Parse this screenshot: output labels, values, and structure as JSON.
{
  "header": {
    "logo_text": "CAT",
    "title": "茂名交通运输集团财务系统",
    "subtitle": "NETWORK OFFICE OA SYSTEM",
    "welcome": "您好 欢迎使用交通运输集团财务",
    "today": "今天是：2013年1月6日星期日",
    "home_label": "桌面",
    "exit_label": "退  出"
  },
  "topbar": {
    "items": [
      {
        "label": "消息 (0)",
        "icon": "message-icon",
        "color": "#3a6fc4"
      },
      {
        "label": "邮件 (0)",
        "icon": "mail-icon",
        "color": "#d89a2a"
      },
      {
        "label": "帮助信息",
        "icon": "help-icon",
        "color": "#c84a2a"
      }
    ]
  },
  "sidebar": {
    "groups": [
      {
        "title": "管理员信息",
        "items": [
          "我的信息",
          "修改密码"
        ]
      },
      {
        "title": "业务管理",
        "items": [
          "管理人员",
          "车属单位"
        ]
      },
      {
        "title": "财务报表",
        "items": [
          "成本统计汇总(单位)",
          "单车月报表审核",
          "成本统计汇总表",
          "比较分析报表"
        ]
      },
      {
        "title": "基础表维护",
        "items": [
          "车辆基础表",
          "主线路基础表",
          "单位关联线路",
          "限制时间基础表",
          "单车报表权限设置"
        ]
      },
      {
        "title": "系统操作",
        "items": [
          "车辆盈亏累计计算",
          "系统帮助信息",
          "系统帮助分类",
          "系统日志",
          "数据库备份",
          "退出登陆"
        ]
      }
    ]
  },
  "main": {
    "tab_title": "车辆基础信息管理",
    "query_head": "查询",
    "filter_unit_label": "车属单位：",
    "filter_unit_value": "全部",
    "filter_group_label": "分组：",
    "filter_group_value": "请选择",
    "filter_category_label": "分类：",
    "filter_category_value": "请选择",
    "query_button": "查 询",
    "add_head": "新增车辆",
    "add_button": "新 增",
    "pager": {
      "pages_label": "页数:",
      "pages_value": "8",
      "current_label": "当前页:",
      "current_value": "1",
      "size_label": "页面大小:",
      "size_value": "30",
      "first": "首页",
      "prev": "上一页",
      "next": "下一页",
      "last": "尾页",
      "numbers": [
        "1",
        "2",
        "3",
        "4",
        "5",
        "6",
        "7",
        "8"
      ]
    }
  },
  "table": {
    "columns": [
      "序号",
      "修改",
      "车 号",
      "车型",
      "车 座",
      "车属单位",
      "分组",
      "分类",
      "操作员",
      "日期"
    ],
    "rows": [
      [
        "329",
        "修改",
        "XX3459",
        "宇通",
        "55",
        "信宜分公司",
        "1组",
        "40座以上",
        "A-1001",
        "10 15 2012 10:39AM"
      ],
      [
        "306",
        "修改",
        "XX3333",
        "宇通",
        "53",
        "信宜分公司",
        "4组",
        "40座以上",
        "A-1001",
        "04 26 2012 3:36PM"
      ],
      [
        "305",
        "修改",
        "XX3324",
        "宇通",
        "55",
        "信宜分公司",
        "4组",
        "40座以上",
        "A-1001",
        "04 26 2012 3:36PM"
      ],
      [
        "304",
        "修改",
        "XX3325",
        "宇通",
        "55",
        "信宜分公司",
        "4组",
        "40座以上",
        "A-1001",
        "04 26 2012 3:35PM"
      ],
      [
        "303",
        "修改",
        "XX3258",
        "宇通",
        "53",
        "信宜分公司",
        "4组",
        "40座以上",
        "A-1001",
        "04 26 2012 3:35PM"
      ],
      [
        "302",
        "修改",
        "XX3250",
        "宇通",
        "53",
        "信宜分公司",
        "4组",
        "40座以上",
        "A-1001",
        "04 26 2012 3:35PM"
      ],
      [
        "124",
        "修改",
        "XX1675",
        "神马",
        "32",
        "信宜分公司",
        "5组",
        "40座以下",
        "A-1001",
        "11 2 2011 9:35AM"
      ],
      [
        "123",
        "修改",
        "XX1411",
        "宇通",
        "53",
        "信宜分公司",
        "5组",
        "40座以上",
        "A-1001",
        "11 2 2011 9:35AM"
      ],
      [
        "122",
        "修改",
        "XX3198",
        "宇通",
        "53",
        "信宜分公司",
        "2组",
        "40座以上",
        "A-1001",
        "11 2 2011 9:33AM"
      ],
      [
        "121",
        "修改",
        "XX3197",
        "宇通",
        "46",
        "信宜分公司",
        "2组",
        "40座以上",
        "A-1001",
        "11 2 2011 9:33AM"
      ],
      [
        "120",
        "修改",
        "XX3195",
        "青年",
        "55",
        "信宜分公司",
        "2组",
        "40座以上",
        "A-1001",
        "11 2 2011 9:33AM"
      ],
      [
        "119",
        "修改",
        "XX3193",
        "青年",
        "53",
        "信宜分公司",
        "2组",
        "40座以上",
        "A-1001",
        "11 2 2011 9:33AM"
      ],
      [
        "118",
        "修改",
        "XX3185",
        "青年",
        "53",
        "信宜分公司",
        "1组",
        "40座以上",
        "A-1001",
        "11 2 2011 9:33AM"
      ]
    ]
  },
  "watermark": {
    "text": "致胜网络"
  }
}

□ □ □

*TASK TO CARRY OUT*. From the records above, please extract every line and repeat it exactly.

*FINAL ANSWER*.
Parse this screenshot: output labels, values, and structure as JSON.
{
  "header": {
    "logo_text": "CAT",
    "title": "茂名交通运输集团财务系统",
    "subtitle": "NETWORK OFFICE OA SYSTEM",
    "welcome": "您好 欢迎使用交通运输集团财务",
    "today": "今天是：2013年1月6日星期日",
    "home_label": "桌面",
    "exit_label": "退  出"
  },
  "topbar": {
    "items": [
      {
        "label": "消息 (0)",
        "icon": "message-icon",
        "color": "#3a6fc4"
      },
      {
        "label": "邮件 (0)",
        "icon": "mail-icon",
        "color": "#d89a2a"
      },
      {
        "label": "帮助信息",
        "icon": "help-icon",
        "color": "#c84a2a"
      }
    ]
  },
  "sidebar": {
    "groups": [
      {
        "title": "管理员信息",
        "items": [
          "我的信息",
          "修改密码"
        ]
      },
      {
        "title": "业务管理",
        "items": [
          "管理人员",
          "车属单位"
        ]
      },
      {
        "title": "财务报表",
        "items": [
          "成本统计汇总(单位)",
          "单车月报表审核",
          "成本统计汇总表",
          "比较分析报表"
        ]
      },
      {
        "title": "基础表维护",
        "items": [
          "车辆基础表",
          "主线路基础表",
          "单位关联线路",
          "限制时间基础表",
          "单车报表权限设置"
        ]
      },
      {
        "title": "系统操作",
        "items": [
          "车辆盈亏累计计算",
          "系统帮助信息",
          "系统帮助分类",
          "系统日志",
          "数据库备份",
          "退出登陆"
        ]
      }
    ]
  },
  "main": {
    "tab_title": "车辆基础信息管理",
    "query_head": "查询",
    "filter_unit_label": "车属单位：",
    "filter_unit_value": "全部",
    "filter_group_label": "分组：",
    "filter_group_value": "请选择",
    "filter_category_label": "分类：",
    "filter_category_value": "请选择",
    "query_button": "查 询",
    "add_head": "新增车辆",
    "add_button": "新 增",
    "pager": {
      "pages_label": "页数:",
      "pages_value": "8",
      "current_label": "当前页:",
      "current_value": "1",
      "size_label": "页面大小:",
      "size_value": "30",
      "first": "首页",
      "prev": "上一页",
      "next": "下一页",
      "last": "尾页",
      "numbers": [
        "1",
        "2",
        "3",
        "4",
        "5",
        "6",
        "7",
        "8"
      ]
    }
  },
  "table": {
    "columns": [
      "序号",
      "修改",
      "车 号",
      "车型",
      "车 座",
      "车属单位",
      "分组",
      "分类",
      "操作员",
      "日期"
    ],
    "rows": [
      [
        "329",
        "修改",
        "XX3459",
        "宇通",
        "55",
        "信宜分公司",
        "1组",
        "40座以上",
        "A-1001",
        "10 15 2012 10:39AM"
      ],
      [
        "306",
        "修改",
        "XX3333",
        "宇通",
        "53",
        "信宜分公司",
        "4组",
        "40座以上",
        "A-1001",
        "04 26 2012 3:36PM"
      ],
      [
        "305",
        "修改",
        "XX3324",
        "宇通",
        "55",
        "信宜分公司",
        "4组",
        "40座以上",
        "A-1001",
        "04 26 2012 3:36PM"
      ],
      [
        "304",
        "修改",
        "XX3325",
        "宇通",
        "55",
        "信宜分公司",
        "4组",
        "40座以上",
        "A-1001",
        "04 26 2012 3:35PM"
      ],
      [
        "303",
        "修改",
        "XX3258",
        "宇通",
        "53",
        "信宜分公司",
        "4组",
        "40座以上",
        "A-1001",
        "04 26 2012 3:35PM"
      ],
      [
        "302",
        "修改",
        "XX3250",
        "宇通",
        "53",
        "信宜分公司",
        "4组",
        "40座以上",
        "A-1001",
        "04 26 2012 3:35PM"
      ],
      [
        "124",
        "修改",
        "XX1675",
        "神马",
        "32",
        "信宜分公司",
        "5组",
        "40座以下",
        "A-1001",
        "11 2 2011 9:35AM"
      ],
      [
        "123",
        "修改",
        "XX1411",
        "宇通",
        "53",
        "信宜分公司",
        "5组",
        "40座以上",
        "A-1001",
        "11 2 2011 9:35AM"
      ],
      [
        "122",
        "修改",
        "XX3198",
        "宇通",
        "53",
        "信宜分公司",
        "2组",
        "40座以上",
        "A-1001",
        "11 2 2011 9:33AM"
      ],
      [
        "121",
        "修改",
        "XX3197",
        "宇通",
        "46",
        "信宜分公司",
        "2组",
        "40座以上",
        "A-1001",
        "11 2 2011 9:33AM"
      ],
      [
        "120",
        "修改",
        "XX3195",
        "青年",
        "55",
        "信宜分公司",
        "2组",
        "40座以上",
        "A-1001",
        "11 2 2011 9:33AM"
      ],
      [
        "119",
        "修改",
        "XX3193",
        "青年",
        "53",
        "信宜分公司",
        "2组",
        "40座以上",
        "A-1001",
        "11 2 2011 9:33AM"
      ],
      [
        "118",
        "修改",
        "XX3185",
        "青年",
        "53",
        "信宜分公司",
        "1组",
        "40座以上",
        "A-1001",
        "11 2 2011 9:33AM"
      ]
    ]
  },
  "watermark": {
    "text": "致胜网络"
  }
}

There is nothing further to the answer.